Hold roundtables with HR, managers, and employees

To communicate the new system to employees, HR and managers held roundtables with them. The roundtables were made up of a couple dozen people, with some employees from each functional area. Managers were encouraged to recommend employees to invite to the roundtables to ensure a mix of people, including some who had the reputation of being negative or vocal.

"At the roundtables, we talked about the connection between performance and pay and asked whether employees felt it was fair to pay according to performance. We reinforced that people would no longer automatically get pay increases just for being present," says Chartrand. "Then we talked about competencies and behaviors. We explained what would drive our pay strategy and what behaviors we would be looking for."

Communicate the specific competencies throughout the organization

Next, HR and managers communicated to all employees throughout the organization what the competencies were. Management discussed specific behaviors, how employees would be ranked and rated, and how they would be compensated for their performance against those ratings. "It was important that everyone clearly understood how they would be rated and compensated," he says, "so they’d know what behaviors they needed to be engaging in on the job."

Perform a survey to keep the communication going

After the implementation, the team followed up by conducting an electronic survey about the new process. Everyone was encouraged to give feedback. The results? On average, 92 percent of respondents "agreed" or "strongly agreed" that the new process was highly beneficial.

Pinpoint places for improvement

The survey revealed what could be done better in implementing and communicating the new process. Some people said the actual implementation of the new system happened too quickly. Chartrand says "we had talked about it for nine months but executed it in three weeks." Some managers and employees were having a hard time understanding the performance-rating scale. They said they needed more standardized guidelines. And while some noted that managers were being more discriminating and making more realistic evaluations of people’s performance, others felt that some of the competencies and behaviors were ill-defined.
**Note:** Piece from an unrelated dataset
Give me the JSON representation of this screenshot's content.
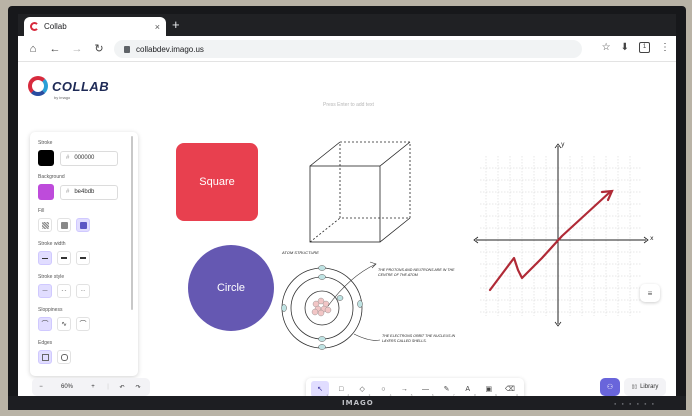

"The survey helped us understand what we need to look at and tweak to make our performance process more effective going forward," he says. Pechanga has just entered its third cycle with the program and system, Chartrand reports. "We don’t call it the ‘new’ program any longer because it is now entrenched as to how we do performance management at Pechanga," he says. "Communication continues to be key as well as ongoing management training in coaching, journaling, and providing constructive feedback. Feedback from our team members has been positive and continues to grow."

Summary
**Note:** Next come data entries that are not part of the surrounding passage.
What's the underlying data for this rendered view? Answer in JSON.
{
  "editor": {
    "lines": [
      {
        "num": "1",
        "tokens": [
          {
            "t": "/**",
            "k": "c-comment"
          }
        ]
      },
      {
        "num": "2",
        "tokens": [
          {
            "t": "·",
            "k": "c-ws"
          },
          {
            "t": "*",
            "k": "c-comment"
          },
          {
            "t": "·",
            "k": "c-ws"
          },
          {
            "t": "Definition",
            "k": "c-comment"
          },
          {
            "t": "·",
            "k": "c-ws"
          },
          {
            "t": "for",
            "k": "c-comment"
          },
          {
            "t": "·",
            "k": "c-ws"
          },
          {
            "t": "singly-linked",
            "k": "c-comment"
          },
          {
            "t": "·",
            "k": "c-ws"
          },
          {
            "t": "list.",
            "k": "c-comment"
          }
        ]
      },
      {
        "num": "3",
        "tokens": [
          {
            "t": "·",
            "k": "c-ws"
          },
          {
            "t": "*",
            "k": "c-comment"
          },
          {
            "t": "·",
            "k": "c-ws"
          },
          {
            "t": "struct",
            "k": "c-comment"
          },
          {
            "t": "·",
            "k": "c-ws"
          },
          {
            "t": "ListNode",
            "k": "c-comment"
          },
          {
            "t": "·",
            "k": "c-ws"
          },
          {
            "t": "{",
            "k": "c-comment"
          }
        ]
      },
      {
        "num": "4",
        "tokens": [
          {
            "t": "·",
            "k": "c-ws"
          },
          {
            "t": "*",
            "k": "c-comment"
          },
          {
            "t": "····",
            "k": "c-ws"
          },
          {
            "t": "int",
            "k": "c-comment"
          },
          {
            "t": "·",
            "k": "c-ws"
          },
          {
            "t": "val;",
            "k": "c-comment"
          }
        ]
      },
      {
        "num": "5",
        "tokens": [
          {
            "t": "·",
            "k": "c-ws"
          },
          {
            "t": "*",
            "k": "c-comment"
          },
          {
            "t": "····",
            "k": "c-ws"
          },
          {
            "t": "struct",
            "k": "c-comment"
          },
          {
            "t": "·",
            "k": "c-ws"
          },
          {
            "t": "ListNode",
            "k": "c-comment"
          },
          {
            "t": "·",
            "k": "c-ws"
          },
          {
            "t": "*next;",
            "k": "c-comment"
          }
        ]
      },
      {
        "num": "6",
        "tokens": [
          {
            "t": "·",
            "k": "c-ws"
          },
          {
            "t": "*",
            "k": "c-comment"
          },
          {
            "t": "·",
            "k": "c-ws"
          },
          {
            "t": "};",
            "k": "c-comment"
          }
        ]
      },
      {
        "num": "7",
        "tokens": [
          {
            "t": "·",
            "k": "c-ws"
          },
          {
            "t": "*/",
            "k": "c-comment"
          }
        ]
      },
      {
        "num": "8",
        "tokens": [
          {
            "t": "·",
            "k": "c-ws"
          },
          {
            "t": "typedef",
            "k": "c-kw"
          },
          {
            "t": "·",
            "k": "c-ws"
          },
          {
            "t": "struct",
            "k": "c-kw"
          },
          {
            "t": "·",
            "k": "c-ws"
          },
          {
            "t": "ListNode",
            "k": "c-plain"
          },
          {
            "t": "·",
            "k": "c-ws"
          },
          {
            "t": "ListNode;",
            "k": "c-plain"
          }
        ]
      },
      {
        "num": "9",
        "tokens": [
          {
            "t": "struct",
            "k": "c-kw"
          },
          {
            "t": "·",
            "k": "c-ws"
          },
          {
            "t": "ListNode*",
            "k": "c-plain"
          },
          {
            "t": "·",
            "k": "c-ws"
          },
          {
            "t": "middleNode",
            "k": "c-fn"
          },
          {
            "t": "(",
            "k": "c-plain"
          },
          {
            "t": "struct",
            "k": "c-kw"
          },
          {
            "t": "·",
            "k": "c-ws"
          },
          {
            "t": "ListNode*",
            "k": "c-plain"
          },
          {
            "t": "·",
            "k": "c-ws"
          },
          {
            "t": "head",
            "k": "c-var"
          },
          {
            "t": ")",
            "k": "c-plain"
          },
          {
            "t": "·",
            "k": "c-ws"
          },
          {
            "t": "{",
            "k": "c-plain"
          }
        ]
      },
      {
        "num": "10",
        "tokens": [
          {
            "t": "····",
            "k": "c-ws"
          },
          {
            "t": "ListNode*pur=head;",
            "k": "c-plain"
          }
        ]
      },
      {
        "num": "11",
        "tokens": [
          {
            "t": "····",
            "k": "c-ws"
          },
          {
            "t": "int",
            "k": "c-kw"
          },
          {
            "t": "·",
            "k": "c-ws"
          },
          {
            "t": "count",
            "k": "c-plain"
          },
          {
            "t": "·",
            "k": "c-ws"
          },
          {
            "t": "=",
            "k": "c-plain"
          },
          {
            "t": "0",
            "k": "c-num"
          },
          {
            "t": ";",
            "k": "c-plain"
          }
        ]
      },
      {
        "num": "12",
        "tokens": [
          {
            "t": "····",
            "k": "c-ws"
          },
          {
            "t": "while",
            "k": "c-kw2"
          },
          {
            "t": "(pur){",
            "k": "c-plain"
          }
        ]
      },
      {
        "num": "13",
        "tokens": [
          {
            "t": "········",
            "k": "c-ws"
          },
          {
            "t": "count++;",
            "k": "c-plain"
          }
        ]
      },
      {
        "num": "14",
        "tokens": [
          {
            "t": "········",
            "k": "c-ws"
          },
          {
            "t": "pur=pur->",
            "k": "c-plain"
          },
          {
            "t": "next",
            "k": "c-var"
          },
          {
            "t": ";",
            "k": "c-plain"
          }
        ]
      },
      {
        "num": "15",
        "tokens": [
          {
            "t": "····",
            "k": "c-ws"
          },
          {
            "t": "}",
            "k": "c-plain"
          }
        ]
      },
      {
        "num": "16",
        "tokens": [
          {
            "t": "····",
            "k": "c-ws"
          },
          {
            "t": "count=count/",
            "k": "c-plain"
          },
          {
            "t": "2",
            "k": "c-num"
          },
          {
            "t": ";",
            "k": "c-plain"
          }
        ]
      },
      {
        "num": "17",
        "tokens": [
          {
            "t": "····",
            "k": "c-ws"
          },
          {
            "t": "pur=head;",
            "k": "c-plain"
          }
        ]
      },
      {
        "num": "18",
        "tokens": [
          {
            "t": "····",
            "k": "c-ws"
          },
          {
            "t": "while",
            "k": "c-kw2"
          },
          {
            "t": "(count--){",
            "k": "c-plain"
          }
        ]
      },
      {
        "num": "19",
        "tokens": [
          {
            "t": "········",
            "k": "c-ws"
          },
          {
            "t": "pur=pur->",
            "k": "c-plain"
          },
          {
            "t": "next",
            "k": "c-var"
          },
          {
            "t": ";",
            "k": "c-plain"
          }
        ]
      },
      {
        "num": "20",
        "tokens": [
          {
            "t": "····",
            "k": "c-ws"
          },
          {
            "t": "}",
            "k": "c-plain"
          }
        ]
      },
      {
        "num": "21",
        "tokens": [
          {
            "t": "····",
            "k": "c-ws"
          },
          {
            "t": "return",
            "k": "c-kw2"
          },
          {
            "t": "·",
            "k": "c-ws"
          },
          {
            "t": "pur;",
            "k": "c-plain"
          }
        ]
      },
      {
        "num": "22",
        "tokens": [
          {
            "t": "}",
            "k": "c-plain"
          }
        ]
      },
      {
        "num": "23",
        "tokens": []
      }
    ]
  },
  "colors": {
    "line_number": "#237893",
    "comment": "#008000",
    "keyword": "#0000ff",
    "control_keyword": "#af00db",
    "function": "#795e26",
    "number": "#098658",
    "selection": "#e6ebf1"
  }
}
In summary, Chartrand suggests these tips for success:

Give managers the tools they need to have tough conversations with employees.

"Switching to new pay strategy sometimes requires a major cultural shift. It can be very uncomfortable for people when the ‘rules of engagement’ change. So give managers plenty of training and tools, such as using role-playing to practice what to say to employees in specific situations."

Talk early and talk often.

"That’s how you get buy-in. If you try to ram it down everybody’s throats, you won’t get buy-in. Communication is the key."

Make clear to team members what they will be measured on.

"Make the competencies very clear to employees. You don’t want there to be any confusion about the fact that they will be getting rated on the quality of their work, what they’ll be getting rated on, and how this will affect their compensation."

Discuss how your pay plan will improve the organization’s success.

"Have open dialogue about the impact of excellent performance on your organization’s bottom line. Ask employees, ‘Do you agree that if we focus on engaging in these behaviors and achieving top service quality we will be more competitive and profitable?’ This will help them understand how the business works and how their behaviors really do drive its success." "Be patient, and don’t expect instant acceptance," says Chartrand. "Understand that this is a significant cultural change and it will not change in one cycle. It took years for the old system to get ingrained and it will take a while for the new one to become ingrained as well."